# WHAT THE TASK ASKS
If a record holds a picture, omit that picture and copy everything else exactly.

# DATA SECTION
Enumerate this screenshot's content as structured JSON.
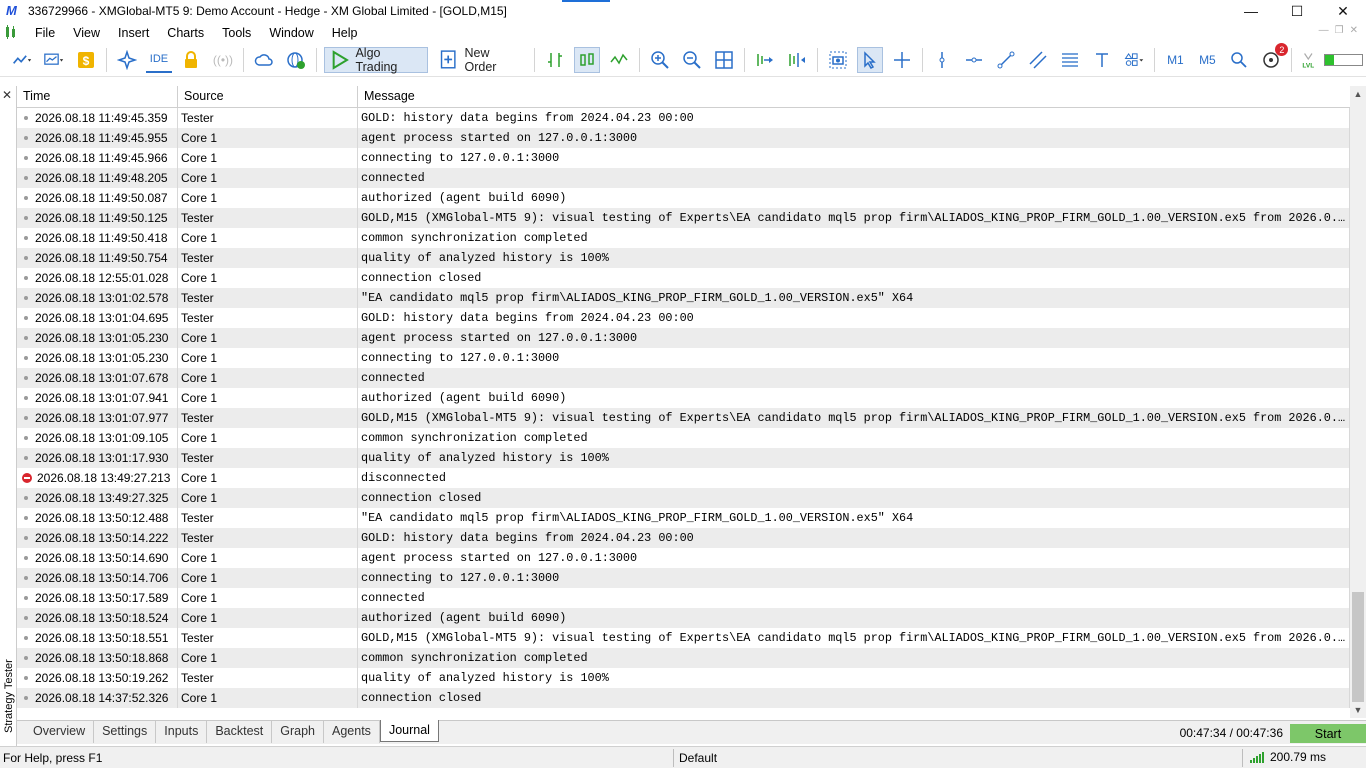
{
  "window": {
    "title": "336729966 - XMGlobal-MT5 9: Demo Account - Hedge - XM Global Limited - [GOLD,M15]",
    "logo": "M",
    "controls": [
      "minimize",
      "maximize",
      "close"
    ]
  },
  "menu": {
    "items": [
      "File",
      "View",
      "Insert",
      "Charts",
      "Tools",
      "Window",
      "Help"
    ]
  },
  "toolbar": {
    "ide_label": "IDE",
    "algo_trading_label": "Algo Trading",
    "new_order_label": "New Order",
    "timeframes": [
      "M1",
      "M5"
    ],
    "notifications_count": "2",
    "level_label": "LVL",
    "level_fraction": 0.25
  },
  "panel": {
    "vertical_label": "Strategy Tester",
    "close_glyph": "✕"
  },
  "journal": {
    "columns": [
      "Time",
      "Source",
      "Message"
    ],
    "rows": [
      {
        "time": "2026.08.18 11:49:45.359",
        "source": "Tester",
        "message": "GOLD: history data begins from 2024.04.23 00:00",
        "level": "info"
      },
      {
        "time": "2026.08.18 11:49:45.955",
        "source": "Core 1",
        "message": "agent process started on 127.0.0.1:3000",
        "level": "info"
      },
      {
        "time": "2026.08.18 11:49:45.966",
        "source": "Core 1",
        "message": "connecting to 127.0.0.1:3000",
        "level": "info"
      },
      {
        "time": "2026.08.18 11:49:48.205",
        "source": "Core 1",
        "message": "connected",
        "level": "info"
      },
      {
        "time": "2026.08.18 11:49:50.087",
        "source": "Core 1",
        "message": "authorized (agent build 6090)",
        "level": "info"
      },
      {
        "time": "2026.08.18 11:49:50.125",
        "source": "Tester",
        "message": "GOLD,M15 (XMGlobal-MT5 9): visual testing of Experts\\EA candidato mql5 prop firm\\ALIADOS_KING_PROP_FIRM_GOLD_1.00_VERSION.ex5 from 2026.0...",
        "level": "info"
      },
      {
        "time": "2026.08.18 11:49:50.418",
        "source": "Core 1",
        "message": "common synchronization completed",
        "level": "info"
      },
      {
        "time": "2026.08.18 11:49:50.754",
        "source": "Tester",
        "message": "quality of analyzed history is 100%",
        "level": "info"
      },
      {
        "time": "2026.08.18 12:55:01.028",
        "source": "Core 1",
        "message": "connection closed",
        "level": "info"
      },
      {
        "time": "2026.08.18 13:01:02.578",
        "source": "Tester",
        "message": "\"EA candidato mql5 prop firm\\ALIADOS_KING_PROP_FIRM_GOLD_1.00_VERSION.ex5\" X64",
        "level": "info"
      },
      {
        "time": "2026.08.18 13:01:04.695",
        "source": "Tester",
        "message": "GOLD: history data begins from 2024.04.23 00:00",
        "level": "info"
      },
      {
        "time": "2026.08.18 13:01:05.230",
        "source": "Core 1",
        "message": "agent process started on 127.0.0.1:3000",
        "level": "info"
      },
      {
        "time": "2026.08.18 13:01:05.230",
        "source": "Core 1",
        "message": "connecting to 127.0.0.1:3000",
        "level": "info"
      },
      {
        "time": "2026.08.18 13:01:07.678",
        "source": "Core 1",
        "message": "connected",
        "level": "info"
      },
      {
        "time": "2026.08.18 13:01:07.941",
        "source": "Core 1",
        "message": "authorized (agent build 6090)",
        "level": "info"
      },
      {
        "time": "2026.08.18 13:01:07.977",
        "source": "Tester",
        "message": "GOLD,M15 (XMGlobal-MT5 9): visual testing of Experts\\EA candidato mql5 prop firm\\ALIADOS_KING_PROP_FIRM_GOLD_1.00_VERSION.ex5 from 2026.0...",
        "level": "info"
      },
      {
        "time": "2026.08.18 13:01:09.105",
        "source": "Core 1",
        "message": "common synchronization completed",
        "level": "info"
      },
      {
        "time": "2026.08.18 13:01:17.930",
        "source": "Tester",
        "message": "quality of analyzed history is 100%",
        "level": "info"
      },
      {
        "time": "2026.08.18 13:49:27.213",
        "source": "Core 1",
        "message": "disconnected",
        "level": "error"
      },
      {
        "time": "2026.08.18 13:49:27.325",
        "source": "Core 1",
        "message": "connection closed",
        "level": "info"
      },
      {
        "time": "2026.08.18 13:50:12.488",
        "source": "Tester",
        "message": "\"EA candidato mql5 prop firm\\ALIADOS_KING_PROP_FIRM_GOLD_1.00_VERSION.ex5\" X64",
        "level": "info"
      },
      {
        "time": "2026.08.18 13:50:14.222",
        "source": "Tester",
        "message": "GOLD: history data begins from 2024.04.23 00:00",
        "level": "info"
      },
      {
        "time": "2026.08.18 13:50:14.690",
        "source": "Core 1",
        "message": "agent process started on 127.0.0.1:3000",
        "level": "info"
      },
      {
        "time": "2026.08.18 13:50:14.706",
        "source": "Core 1",
        "message": "connecting to 127.0.0.1:3000",
        "level": "info"
      },
      {
        "time": "2026.08.18 13:50:17.589",
        "source": "Core 1",
        "message": "connected",
        "level": "info"
      },
      {
        "time": "2026.08.18 13:50:18.524",
        "source": "Core 1",
        "message": "authorized (agent build 6090)",
        "level": "info"
      },
      {
        "time": "2026.08.18 13:50:18.551",
        "source": "Tester",
        "message": "GOLD,M15 (XMGlobal-MT5 9): visual testing of Experts\\EA candidato mql5 prop firm\\ALIADOS_KING_PROP_FIRM_GOLD_1.00_VERSION.ex5 from 2026.0...",
        "level": "info"
      },
      {
        "time": "2026.08.18 13:50:18.868",
        "source": "Core 1",
        "message": "common synchronization completed",
        "level": "info"
      },
      {
        "time": "2026.08.18 13:50:19.262",
        "source": "Tester",
        "message": "quality of analyzed history is 100%",
        "level": "info"
      },
      {
        "time": "2026.08.18 14:37:52.326",
        "source": "Core 1",
        "message": "connection closed",
        "level": "info"
      }
    ]
  },
  "tabs": {
    "items": [
      "Overview",
      "Settings",
      "Inputs",
      "Backtest",
      "Graph",
      "Agents",
      "Journal"
    ],
    "active": "Journal",
    "time_counter": "00:47:34 / 00:47:36",
    "start_label": "Start"
  },
  "status": {
    "help": "For Help, press F1",
    "profile": "Default",
    "ping": "200.79 ms"
  },
  "colors": {
    "accent": "#2a6fc9",
    "start_button": "#7dc769",
    "error": "#d9262e",
    "signal": "#2ea12e",
    "row_alt": "#ececec"
  }
}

# EXERCISE SOLUTION
Enumerate this screenshot's content as structured JSON.
{
  "window": {
    "title": "336729966 - XMGlobal-MT5 9: Demo Account - Hedge - XM Global Limited - [GOLD,M15]",
    "logo": "M",
    "controls": [
      "minimize",
      "maximize",
      "close"
    ]
  },
  "menu": {
    "items": [
      "File",
      "View",
      "Insert",
      "Charts",
      "Tools",
      "Window",
      "Help"
    ]
  },
  "toolbar": {
    "ide_label": "IDE",
    "algo_trading_label": "Algo Trading",
    "new_order_label": "New Order",
    "timeframes": [
      "M1",
      "M5"
    ],
    "notifications_count": "2",
    "level_label": "LVL",
    "level_fraction": 0.25
  },
  "panel": {
    "vertical_label": "Strategy Tester",
    "close_glyph": "✕"
  },
  "journal": {
    "columns": [
      "Time",
      "Source",
      "Message"
    ],
    "rows": [
      {
        "time": "2026.08.18 11:49:45.359",
        "source": "Tester",
        "message": "GOLD: history data begins from 2024.04.23 00:00",
        "level": "info"
      },
      {
        "time": "2026.08.18 11:49:45.955",
        "source": "Core 1",
        "message": "agent process started on 127.0.0.1:3000",
        "level": "info"
      },
      {
        "time": "2026.08.18 11:49:45.966",
        "source": "Core 1",
        "message": "connecting to 127.0.0.1:3000",
        "level": "info"
      },
      {
        "time": "2026.08.18 11:49:48.205",
        "source": "Core 1",
        "message": "connected",
        "level": "info"
      },
      {
        "time": "2026.08.18 11:49:50.087",
        "source": "Core 1",
        "message": "authorized (agent build 6090)",
        "level": "info"
      },
      {
        "time": "2026.08.18 11:49:50.125",
        "source": "Tester",
        "message": "GOLD,M15 (XMGlobal-MT5 9): visual testing of Experts\\EA candidato mql5 prop firm\\ALIADOS_KING_PROP_FIRM_GOLD_1.00_VERSION.ex5 from 2026.0...",
        "level": "info"
      },
      {
        "time": "2026.08.18 11:49:50.418",
        "source": "Core 1",
        "message": "common synchronization completed",
        "level": "info"
      },
      {
        "time": "2026.08.18 11:49:50.754",
        "source": "Tester",
        "message": "quality of analyzed history is 100%",
        "level": "info"
      },
      {
        "time": "2026.08.18 12:55:01.028",
        "source": "Core 1",
        "message": "connection closed",
        "level": "info"
      },
      {
        "time": "2026.08.18 13:01:02.578",
        "source": "Tester",
        "message": "\"EA candidato mql5 prop firm\\ALIADOS_KING_PROP_FIRM_GOLD_1.00_VERSION.ex5\" X64",
        "level": "info"
      },
      {
        "time": "2026.08.18 13:01:04.695",
        "source": "Tester",
        "message": "GOLD: history data begins from 2024.04.23 00:00",
        "level": "info"
      },
      {
        "time": "2026.08.18 13:01:05.230",
        "source": "Core 1",
        "message": "agent process started on 127.0.0.1:3000",
        "level": "info"
      },
      {
        "time": "2026.08.18 13:01:05.230",
        "source": "Core 1",
        "message": "connecting to 127.0.0.1:3000",
        "level": "info"
      },
      {
        "time": "2026.08.18 13:01:07.678",
        "source": "Core 1",
        "message": "connected",
        "level": "info"
      },
      {
        "time": "2026.08.18 13:01:07.941",
        "source": "Core 1",
        "message": "authorized (agent build 6090)",
        "level": "info"
      },
      {
        "time": "2026.08.18 13:01:07.977",
        "source": "Tester",
        "message": "GOLD,M15 (XMGlobal-MT5 9): visual testing of Experts\\EA candidato mql5 prop firm\\ALIADOS_KING_PROP_FIRM_GOLD_1.00_VERSION.ex5 from 2026.0...",
        "level": "info"
      },
      {
        "time": "2026.08.18 13:01:09.105",
        "source": "Core 1",
        "message": "common synchronization completed",
        "level": "info"
      },
      {
        "time": "2026.08.18 13:01:17.930",
        "source": "Tester",
        "message": "quality of analyzed history is 100%",
        "level": "info"
      },
      {
        "time": "2026.08.18 13:49:27.213",
        "source": "Core 1",
        "message": "disconnected",
        "level": "error"
      },
      {
        "time": "2026.08.18 13:49:27.325",
        "source": "Core 1",
        "message": "connection closed",
        "level": "info"
      },
      {
        "time": "2026.08.18 13:50:12.488",
        "source": "Tester",
        "message": "\"EA candidato mql5 prop firm\\ALIADOS_KING_PROP_FIRM_GOLD_1.00_VERSION.ex5\" X64",
        "level": "info"
      },
      {
        "time": "2026.08.18 13:50:14.222",
        "source": "Tester",
        "message": "GOLD: history data begins from 2024.04.23 00:00",
        "level": "info"
      },
      {
        "time": "2026.08.18 13:50:14.690",
        "source": "Core 1",
        "message": "agent process started on 127.0.0.1:3000",
        "level": "info"
      },
      {
        "time": "2026.08.18 13:50:14.706",
        "source": "Core 1",
        "message": "connecting to 127.0.0.1:3000",
        "level": "info"
      },
      {
        "time": "2026.08.18 13:50:17.589",
        "source": "Core 1",
        "message": "connected",
        "level": "info"
      },
      {
        "time": "2026.08.18 13:50:18.524",
        "source": "Core 1",
        "message": "authorized (agent build 6090)",
        "level": "info"
      },
      {
        "time": "2026.08.18 13:50:18.551",
        "source": "Tester",
        "message": "GOLD,M15 (XMGlobal-MT5 9): visual testing of Experts\\EA candidato mql5 prop firm\\ALIADOS_KING_PROP_FIRM_GOLD_1.00_VERSION.ex5 from 2026.0...",
        "level": "info"
      },
      {
        "time": "2026.08.18 13:50:18.868",
        "source": "Core 1",
        "message": "common synchronization completed",
        "level": "info"
      },
      {
        "time": "2026.08.18 13:50:19.262",
        "source": "Tester",
        "message": "quality of analyzed history is 100%",
        "level": "info"
      },
      {
        "time": "2026.08.18 14:37:52.326",
        "source": "Core 1",
        "message": "connection closed",
        "level": "info"
      }
    ]
  },
  "tabs": {
    "items": [
      "Overview",
      "Settings",
      "Inputs",
      "Backtest",
      "Graph",
      "Agents",
      "Journal"
    ],
    "active": "Journal",
    "time_counter": "00:47:34 / 00:47:36",
    "start_label": "Start"
  },
  "status": {
    "help": "For Help, press F1",
    "profile": "Default",
    "ping": "200.79 ms"
  },
  "colors": {
    "accent": "#2a6fc9",
    "start_button": "#7dc769",
    "error": "#d9262e",
    "signal": "#2ea12e",
    "row_alt": "#ececec"
  }
}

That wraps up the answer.